City Technology Curriculum Guidelines
1997 to 2002

City Technology Curriculum Guides (CTCG) was a collaborative effort to create field-tested, integrated design and technology curricular materials for elementary-level teachers. The partners, funded in part by the National Science Foundation, were the City College of New York's Schools of Engineering and Education; CCT; and elementary and middle school teachers recruited from urban school systems. Intended for grades 4 through 6, with extensions to grades 1 through 8, this unique national effort attempted to help teachers use children's immediate urban environments, including everyday technology, as sources for inquiry-based science in the classroom. The project developed eight Curriculum Guides as well as a Professional Development Guide to provide counsel for teacher educators, staff developers, and curriculum specialists in using the curricular materials.

City Technology Curriculum Guides provides ideas for helping children to analyze existing technologies and to develop, build, and test their own designs. The Guides define design as the effort to impose order on things, create new technologies, or modify existing ones. They further define technology as the entire array of artifacts, systems, and environments that constitute the designed world. Examples of artifacts, or things, are the toys, appliances, furniture, packages, and fasteners of everyday life. Systems and environments include the arrangements of furniture in the classroom; the organization of the school day; the handling of information about books, mail, consumer products, and school procedures; systems for storing and keeping track of classroom supplies and personal articles; and methods of facilitating smooth flow of traffic within the school. The Guides also discuss the skills required for and developed by analysis and design of technologies, including science inquiry skills as well as those more specific to the design process, such as planning, modeling, evaluating, and testing.

In Years 1 and 2, we evaluated and collected curricular ideas and pedagogical approaches generated by teachers and project staff during two summer institutes as well as document teachers' activities pilot-tested in their own classrooms. In addition, we documented teacher workshop sessions, held throughout the year, to inform the creation of the Professional Development Guide. Data was collected through observation of selected classrooms; documentation of meetings with project staff; analysis of teachers' written curriculum plans, portfolios, and journals; as well as interviews with selected teachers.

In Year 3, we field-tested the eight Curriculum Guides and the Professional Development Guide at six selected professional development sites and their respective schools. Workshop leaders from local, regional, and national professional development organizations participated in a summer workshop to familiarize themselves with draft versions of the Guides. During the subsequent academic year, staff developers at each site engaged teachers in activities from the Guides, using the summer staff development workshop as a model and the Professional Development Guide as counsel.
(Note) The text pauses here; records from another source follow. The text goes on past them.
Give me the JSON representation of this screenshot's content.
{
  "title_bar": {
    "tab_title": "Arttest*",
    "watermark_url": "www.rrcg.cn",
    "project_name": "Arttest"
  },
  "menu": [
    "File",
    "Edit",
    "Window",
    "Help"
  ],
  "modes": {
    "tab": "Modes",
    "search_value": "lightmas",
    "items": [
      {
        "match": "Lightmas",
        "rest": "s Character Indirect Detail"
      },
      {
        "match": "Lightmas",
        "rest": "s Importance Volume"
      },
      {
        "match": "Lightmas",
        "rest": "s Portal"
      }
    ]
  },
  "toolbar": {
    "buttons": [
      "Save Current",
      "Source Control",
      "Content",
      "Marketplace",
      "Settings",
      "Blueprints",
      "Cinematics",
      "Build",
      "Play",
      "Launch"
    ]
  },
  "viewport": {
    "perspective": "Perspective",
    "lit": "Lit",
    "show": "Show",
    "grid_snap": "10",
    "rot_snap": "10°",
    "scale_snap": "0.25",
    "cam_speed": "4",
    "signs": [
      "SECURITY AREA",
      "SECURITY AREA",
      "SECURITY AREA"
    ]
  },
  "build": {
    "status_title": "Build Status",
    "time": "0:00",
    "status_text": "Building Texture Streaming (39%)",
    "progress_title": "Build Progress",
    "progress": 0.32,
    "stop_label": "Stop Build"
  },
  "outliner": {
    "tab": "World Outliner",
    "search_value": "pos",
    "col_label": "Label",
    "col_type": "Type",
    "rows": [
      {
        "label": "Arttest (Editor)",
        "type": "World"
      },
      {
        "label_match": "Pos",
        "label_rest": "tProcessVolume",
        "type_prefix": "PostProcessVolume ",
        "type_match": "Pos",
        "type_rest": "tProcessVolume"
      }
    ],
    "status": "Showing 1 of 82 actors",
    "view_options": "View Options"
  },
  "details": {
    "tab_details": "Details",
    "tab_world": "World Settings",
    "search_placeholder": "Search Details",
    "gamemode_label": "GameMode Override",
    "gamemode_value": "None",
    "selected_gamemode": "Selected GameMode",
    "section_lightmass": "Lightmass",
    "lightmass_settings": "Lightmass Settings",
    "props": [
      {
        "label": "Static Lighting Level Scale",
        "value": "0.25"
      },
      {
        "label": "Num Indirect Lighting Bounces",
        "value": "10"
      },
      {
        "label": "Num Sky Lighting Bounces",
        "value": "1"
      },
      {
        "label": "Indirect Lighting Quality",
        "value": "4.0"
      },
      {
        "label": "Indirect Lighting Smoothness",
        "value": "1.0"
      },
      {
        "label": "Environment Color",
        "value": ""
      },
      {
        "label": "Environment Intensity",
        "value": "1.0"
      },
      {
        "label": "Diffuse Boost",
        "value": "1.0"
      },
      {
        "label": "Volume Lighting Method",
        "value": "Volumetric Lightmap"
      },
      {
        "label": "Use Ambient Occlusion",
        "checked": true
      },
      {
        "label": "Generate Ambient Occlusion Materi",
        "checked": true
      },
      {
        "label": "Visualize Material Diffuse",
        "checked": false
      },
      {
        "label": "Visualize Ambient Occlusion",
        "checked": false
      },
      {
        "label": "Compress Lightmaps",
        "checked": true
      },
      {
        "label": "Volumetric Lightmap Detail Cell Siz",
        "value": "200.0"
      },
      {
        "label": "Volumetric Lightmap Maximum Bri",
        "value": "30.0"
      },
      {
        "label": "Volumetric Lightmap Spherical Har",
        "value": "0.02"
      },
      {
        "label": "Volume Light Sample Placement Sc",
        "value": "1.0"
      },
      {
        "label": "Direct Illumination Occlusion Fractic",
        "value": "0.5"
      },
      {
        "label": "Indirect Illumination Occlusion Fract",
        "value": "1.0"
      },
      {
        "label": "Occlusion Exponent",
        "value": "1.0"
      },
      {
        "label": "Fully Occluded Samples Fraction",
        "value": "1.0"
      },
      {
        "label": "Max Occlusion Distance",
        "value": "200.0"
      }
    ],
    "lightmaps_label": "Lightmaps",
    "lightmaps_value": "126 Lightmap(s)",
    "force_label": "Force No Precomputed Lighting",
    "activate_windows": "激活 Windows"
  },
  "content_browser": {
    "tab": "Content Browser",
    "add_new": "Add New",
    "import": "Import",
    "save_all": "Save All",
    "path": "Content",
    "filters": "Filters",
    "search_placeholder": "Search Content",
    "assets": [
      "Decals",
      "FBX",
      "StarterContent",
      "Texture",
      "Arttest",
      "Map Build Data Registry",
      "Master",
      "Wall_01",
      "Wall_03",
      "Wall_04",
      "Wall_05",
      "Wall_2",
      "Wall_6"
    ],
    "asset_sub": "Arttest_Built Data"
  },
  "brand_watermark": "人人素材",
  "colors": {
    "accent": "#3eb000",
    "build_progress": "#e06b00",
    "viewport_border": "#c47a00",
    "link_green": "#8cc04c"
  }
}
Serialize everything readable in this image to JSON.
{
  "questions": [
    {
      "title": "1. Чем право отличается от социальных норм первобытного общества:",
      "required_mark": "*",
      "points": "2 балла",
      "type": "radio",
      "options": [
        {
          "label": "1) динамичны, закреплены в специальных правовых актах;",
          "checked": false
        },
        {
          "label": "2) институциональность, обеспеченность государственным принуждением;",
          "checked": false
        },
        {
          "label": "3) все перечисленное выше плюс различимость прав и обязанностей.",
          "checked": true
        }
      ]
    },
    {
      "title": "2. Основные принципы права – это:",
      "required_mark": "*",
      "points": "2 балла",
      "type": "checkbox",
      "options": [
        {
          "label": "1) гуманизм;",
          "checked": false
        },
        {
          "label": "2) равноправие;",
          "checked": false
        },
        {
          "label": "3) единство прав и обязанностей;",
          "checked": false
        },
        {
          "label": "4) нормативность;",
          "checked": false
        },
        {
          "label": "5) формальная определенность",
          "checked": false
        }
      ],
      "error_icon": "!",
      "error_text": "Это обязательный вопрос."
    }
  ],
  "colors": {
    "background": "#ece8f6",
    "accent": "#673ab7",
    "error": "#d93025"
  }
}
Through focus groups and interviews with staff developers, we investigated their experiences with these materials, their effect on the staff developers' thinking and practices, and their perceived usefulness in providing teachers with access to the field of technology and design.

Prior to the summer sessions, we also collected baseline information from attending teachers via written surveys and focus groups. Near the end of the school year, we also held follow-up surveys and focus groups with the same teachers. This information was used to assess the impact of the staff development sessions and the Curriculum Guides on the teachers' classroom practices. Our evaluation included the following key questions:

  • Which topics and activities made the most sense to you and your children?
  • How did your students' cultural backgrounds inform your use of the materials?
  • How did you and your students adapt the curricular ideas to meet the interests and experiences of your students?
  • Where in your general curriculum did you fit this material in? Did you relate it to other subjects?
  • How well was it accepted by parents, administrators, and children?

Based on the outcomes of the field tests, the Guides were revised to suggest how regional, local, and cultural differences might affect the use of the materials in diverse settings. Examples show how particular topics and activities were most effective under specific circumstances. The revised Guides also suggest strategies -- from a variety of school systems -- for including the new material in a curriculum that does not include technology as a separate subject, and for connecting it with other subject areas.

The eight Curriculum Guides cover the following key topics: Structures; Mapping; Mechanisms; Environmental Analysis and Design -- Places; Packaging; Environmental Analysis and Design -- Regulating Behavior; Controls; and Signs, Symbols & Codes.


Terri Meade (PI)
Dorothy Bennett (PI)
Nyema Branch
Kallen Tsikalas